Gorillas, like humans, do not synthesize vitamin C, and so need to obtain it from their diet. In 1949 Bourne pointed out that before the development of agriculture, humans lived mainly off of raw, green plants with little meat; a diet similar to that of the modern gorilla. Bourne concluded that

it may be possible, therefore, that when we are arguing whether 7 or 30 mg of vitamin C a day is an adequate intake we may be very wide of the mark. Perhaps we should be arguing whether 1 g or 2 g a day is the correct amount.

Irwin Stone also took into consideration the amount of ascorbic acid that other animals, such as rats, manufacture. The rat synthesizes vitamin C at a rate of between 26 mg and 58 mg per day per kilogram of body weight. If the same rate of manufacture were applied to humans, a person weighing 70 kg (154 lbs) would need to ingest between 1.8 g and 4.1 g of ascorbic acid per day.
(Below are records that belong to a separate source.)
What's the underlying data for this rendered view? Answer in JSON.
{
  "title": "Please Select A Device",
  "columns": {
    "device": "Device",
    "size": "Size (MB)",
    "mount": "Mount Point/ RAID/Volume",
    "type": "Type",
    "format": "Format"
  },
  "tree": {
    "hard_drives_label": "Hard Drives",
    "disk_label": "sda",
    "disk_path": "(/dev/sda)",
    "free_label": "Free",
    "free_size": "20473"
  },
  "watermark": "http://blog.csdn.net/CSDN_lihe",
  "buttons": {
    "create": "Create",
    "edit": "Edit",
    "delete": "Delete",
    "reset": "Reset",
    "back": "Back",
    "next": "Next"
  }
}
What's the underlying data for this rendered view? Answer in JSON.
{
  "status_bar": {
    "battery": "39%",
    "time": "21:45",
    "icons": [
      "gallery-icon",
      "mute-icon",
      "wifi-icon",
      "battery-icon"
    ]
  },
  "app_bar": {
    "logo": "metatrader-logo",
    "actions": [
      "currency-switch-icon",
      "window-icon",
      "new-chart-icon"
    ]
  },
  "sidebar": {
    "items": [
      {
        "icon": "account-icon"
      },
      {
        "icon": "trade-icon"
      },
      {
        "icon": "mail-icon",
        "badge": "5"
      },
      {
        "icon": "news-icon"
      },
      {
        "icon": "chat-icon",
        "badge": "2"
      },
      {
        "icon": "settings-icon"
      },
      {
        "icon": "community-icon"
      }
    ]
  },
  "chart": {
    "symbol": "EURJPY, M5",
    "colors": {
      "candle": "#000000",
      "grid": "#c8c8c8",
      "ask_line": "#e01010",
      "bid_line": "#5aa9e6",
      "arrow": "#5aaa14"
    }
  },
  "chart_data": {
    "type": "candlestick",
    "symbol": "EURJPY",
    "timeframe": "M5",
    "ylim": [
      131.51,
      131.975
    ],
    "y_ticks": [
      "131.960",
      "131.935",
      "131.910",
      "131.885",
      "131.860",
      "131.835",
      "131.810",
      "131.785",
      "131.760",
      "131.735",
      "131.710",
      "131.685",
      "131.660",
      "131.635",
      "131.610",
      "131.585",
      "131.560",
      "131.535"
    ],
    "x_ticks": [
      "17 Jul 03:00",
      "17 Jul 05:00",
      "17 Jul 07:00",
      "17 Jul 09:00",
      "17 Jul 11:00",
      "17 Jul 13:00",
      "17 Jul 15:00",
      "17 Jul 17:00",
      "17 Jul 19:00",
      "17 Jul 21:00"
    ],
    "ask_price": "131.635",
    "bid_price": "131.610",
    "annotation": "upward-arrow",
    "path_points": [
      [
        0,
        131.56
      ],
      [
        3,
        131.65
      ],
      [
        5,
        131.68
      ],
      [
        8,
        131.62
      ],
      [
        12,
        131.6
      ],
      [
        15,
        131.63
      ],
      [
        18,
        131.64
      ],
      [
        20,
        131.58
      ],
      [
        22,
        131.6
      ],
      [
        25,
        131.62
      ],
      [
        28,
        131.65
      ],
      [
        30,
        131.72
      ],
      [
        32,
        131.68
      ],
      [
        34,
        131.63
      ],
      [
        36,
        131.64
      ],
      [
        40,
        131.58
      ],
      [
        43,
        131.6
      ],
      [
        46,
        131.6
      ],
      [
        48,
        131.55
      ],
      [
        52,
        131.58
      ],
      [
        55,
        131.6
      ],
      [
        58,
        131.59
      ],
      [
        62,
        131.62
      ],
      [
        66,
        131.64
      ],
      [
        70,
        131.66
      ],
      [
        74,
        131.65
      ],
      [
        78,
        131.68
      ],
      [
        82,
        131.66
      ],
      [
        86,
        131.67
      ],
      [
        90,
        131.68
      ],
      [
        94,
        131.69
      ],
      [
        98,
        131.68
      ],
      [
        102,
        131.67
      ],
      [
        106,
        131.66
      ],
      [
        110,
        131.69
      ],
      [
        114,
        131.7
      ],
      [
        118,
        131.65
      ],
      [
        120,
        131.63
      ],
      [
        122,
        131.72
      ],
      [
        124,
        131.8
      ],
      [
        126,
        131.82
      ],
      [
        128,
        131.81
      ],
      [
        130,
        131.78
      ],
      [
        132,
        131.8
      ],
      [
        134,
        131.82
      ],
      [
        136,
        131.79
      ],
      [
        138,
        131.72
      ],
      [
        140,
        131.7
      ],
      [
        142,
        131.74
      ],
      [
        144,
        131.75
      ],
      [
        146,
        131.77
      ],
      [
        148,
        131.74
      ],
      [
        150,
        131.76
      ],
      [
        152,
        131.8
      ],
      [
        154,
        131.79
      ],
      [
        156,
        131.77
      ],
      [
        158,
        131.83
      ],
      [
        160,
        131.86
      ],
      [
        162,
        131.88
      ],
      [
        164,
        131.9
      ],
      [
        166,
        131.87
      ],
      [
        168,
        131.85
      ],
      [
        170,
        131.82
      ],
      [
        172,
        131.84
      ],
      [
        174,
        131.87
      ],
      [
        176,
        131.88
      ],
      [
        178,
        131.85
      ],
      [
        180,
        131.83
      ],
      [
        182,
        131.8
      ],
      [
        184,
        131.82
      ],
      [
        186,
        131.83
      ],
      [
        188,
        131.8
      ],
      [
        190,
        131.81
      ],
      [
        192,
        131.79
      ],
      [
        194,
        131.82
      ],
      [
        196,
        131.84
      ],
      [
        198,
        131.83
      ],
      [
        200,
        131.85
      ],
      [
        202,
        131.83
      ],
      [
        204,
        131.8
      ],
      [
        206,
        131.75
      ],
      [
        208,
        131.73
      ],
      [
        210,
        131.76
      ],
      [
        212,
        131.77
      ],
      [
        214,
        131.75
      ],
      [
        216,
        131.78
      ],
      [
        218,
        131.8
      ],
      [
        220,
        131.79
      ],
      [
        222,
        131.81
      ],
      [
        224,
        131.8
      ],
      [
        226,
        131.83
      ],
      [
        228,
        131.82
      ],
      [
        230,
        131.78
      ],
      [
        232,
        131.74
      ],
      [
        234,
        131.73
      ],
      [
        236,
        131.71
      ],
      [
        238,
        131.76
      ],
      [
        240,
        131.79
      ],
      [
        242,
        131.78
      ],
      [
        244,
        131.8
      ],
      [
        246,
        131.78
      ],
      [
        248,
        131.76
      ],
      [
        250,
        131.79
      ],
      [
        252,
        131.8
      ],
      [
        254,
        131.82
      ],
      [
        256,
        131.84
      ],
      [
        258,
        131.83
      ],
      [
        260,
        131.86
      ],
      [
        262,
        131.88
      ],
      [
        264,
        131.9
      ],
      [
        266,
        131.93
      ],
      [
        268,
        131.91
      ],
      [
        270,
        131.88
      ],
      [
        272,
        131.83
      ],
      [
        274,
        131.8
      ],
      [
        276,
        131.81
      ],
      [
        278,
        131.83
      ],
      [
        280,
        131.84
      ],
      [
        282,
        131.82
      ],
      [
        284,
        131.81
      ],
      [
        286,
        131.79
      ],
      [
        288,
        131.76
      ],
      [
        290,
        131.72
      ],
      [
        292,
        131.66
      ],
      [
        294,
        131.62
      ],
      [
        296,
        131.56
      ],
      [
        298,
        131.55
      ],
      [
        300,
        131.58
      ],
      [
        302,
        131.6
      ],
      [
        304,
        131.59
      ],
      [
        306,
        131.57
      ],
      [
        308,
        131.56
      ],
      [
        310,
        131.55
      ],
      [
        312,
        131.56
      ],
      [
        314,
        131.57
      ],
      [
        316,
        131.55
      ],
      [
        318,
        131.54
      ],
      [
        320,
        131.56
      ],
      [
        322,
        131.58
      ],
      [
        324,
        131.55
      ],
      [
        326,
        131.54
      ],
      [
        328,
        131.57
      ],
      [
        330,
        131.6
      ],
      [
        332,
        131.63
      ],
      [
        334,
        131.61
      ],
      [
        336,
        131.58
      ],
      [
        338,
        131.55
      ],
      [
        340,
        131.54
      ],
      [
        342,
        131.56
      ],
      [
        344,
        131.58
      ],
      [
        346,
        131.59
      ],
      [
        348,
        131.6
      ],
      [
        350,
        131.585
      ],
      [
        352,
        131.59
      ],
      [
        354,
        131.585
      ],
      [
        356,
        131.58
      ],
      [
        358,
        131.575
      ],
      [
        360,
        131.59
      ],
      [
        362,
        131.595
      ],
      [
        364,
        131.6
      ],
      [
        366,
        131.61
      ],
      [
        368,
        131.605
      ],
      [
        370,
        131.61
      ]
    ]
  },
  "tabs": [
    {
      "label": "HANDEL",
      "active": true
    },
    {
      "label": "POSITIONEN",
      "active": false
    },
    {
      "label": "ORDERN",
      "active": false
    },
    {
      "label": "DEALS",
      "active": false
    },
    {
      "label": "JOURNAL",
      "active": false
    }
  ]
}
From there, Pauling verified the amounts of various vitamins contained in 110 different raw fruits and vegetables corresponding to a diet of 2,500 kilocalories per day, and found that “for most vitamins this amount is about three times the daily allowance recommended by the Food and Nutrition Board.” For ascorbic acid, the difference was much more drastic: the average amount of ascorbic acid in a day’s ration of the 110 raw foods was 2.3 g, which was about 42 times the recommended amount. Pauling argued that

If the need for ascorbic acid were really as small as the daily allowance recommended by the Food and Nutrition Board the mutation would surely have occurred 500 million years ago, and dogs, cows, pigs, horses, and other animals would be obtaining ascorbic acid from their food, instead of manufacturing it in their own liver cells.

Pauling found that the average ascorbic acid content for the fourteen most vitamin C-rich plant foods is 9.4 g per 2,500 kilocalories, leading him to the conclusion that the optimum daily vitamin C intake for an adult human being is between 2.3 g and 9 g – quantities in line with what he saw as existing in the natural diet of the human lineage and numbers far beyond the recommendations issued government nutritional authorities, then or now.